# [Aim of the exercise]
Pull every line containing "this" from the data.

** Data shown follows **

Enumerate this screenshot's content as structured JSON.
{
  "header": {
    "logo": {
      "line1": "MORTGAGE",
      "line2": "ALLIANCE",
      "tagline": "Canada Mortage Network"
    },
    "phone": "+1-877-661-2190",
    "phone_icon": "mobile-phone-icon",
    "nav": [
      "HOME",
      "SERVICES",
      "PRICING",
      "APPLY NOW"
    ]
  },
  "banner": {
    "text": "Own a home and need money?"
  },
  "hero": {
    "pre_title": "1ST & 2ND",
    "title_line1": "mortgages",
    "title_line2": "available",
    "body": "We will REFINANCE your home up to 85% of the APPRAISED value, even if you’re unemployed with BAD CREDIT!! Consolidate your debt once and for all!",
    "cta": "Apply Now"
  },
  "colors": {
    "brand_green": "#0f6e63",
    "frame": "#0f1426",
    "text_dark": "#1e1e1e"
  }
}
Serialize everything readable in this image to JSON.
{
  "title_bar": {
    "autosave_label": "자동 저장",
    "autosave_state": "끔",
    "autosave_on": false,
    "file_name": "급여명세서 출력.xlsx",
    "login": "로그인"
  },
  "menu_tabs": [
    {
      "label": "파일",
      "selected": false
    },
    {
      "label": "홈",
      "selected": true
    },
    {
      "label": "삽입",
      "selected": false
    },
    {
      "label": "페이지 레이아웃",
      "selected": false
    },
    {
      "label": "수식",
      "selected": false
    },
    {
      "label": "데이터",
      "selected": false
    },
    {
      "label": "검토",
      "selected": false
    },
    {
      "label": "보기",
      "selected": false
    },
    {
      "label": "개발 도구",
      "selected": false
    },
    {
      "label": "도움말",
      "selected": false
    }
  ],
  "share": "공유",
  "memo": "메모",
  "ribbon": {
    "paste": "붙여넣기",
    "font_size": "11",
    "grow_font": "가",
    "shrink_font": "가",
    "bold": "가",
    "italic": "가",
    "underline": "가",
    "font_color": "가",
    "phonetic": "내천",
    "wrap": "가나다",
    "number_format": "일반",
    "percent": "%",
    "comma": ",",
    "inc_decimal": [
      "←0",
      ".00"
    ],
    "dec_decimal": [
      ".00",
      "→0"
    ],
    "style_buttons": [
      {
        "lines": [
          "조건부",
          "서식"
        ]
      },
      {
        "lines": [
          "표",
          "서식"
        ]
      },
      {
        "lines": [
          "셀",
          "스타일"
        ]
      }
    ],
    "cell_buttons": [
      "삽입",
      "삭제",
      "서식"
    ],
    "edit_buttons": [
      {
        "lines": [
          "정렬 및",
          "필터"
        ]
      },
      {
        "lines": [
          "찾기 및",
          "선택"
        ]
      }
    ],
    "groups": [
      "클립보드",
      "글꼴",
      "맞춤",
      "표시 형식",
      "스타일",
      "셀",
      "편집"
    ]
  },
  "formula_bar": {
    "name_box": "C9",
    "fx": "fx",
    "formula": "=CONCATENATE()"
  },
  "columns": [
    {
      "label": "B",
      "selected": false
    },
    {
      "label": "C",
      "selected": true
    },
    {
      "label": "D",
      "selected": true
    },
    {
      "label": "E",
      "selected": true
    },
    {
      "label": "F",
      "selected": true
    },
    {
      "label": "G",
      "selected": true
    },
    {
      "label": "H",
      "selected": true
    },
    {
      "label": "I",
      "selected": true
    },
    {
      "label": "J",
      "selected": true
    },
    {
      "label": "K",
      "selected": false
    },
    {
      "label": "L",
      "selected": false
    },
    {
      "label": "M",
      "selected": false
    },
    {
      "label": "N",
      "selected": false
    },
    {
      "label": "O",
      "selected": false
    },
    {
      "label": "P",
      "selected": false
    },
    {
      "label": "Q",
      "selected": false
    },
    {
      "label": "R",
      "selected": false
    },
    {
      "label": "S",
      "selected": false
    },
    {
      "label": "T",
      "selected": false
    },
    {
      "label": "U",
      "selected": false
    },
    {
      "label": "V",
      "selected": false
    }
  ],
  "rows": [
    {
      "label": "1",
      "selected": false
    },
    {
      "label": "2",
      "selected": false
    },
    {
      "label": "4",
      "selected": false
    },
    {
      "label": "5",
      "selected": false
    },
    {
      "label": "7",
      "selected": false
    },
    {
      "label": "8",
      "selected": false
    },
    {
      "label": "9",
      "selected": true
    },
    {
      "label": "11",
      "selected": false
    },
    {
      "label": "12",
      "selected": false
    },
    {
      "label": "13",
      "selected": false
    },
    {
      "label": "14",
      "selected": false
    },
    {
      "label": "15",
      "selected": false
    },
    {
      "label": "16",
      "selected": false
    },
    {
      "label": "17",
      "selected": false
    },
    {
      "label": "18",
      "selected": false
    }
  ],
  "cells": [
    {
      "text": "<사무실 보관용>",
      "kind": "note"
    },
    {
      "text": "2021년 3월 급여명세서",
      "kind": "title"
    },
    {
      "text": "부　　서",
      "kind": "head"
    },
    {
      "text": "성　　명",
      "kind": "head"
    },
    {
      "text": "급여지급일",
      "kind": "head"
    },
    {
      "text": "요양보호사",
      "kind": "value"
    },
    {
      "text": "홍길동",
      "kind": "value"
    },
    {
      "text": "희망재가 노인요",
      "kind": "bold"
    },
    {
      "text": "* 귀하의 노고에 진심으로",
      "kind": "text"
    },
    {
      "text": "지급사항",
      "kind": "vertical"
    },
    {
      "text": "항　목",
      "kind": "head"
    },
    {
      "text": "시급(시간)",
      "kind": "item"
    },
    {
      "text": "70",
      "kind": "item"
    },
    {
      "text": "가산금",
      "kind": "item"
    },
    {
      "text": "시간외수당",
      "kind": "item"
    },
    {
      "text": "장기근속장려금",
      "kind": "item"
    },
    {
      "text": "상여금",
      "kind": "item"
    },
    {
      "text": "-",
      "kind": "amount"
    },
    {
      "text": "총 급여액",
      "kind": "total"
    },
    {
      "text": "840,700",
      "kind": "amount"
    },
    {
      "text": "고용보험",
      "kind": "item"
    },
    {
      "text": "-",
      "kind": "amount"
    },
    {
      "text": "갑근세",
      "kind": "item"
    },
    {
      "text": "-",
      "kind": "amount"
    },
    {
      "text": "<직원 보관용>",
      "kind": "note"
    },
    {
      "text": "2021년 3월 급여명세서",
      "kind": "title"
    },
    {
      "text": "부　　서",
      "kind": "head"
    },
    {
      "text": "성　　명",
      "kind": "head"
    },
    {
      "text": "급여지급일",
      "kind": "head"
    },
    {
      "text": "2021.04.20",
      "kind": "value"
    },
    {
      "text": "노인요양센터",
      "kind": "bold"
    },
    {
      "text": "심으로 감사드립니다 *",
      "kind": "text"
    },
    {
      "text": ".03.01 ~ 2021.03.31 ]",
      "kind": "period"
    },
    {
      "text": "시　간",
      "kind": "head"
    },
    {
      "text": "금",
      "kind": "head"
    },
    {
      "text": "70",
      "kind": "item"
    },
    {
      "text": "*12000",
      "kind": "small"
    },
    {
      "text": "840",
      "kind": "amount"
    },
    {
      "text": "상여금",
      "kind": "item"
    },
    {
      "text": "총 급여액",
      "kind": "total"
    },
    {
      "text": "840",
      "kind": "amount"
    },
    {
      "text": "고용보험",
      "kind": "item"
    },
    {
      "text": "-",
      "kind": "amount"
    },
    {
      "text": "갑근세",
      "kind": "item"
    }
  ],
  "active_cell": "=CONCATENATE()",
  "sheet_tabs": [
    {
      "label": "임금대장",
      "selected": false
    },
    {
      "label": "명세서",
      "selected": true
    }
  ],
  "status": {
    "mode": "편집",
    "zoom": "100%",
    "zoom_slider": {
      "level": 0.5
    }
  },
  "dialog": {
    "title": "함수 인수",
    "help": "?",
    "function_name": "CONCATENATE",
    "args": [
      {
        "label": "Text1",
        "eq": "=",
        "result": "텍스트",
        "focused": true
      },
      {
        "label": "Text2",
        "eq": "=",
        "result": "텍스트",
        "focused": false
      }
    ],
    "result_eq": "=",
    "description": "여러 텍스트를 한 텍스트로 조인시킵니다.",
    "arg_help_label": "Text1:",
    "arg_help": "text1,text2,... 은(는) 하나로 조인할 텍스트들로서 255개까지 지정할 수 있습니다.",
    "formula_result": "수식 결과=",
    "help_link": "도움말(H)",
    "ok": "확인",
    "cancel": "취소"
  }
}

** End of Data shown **

# [Final answer]
Enumerate this screenshot's content as structured JSON.
Serialize everything readable in this image to JSON.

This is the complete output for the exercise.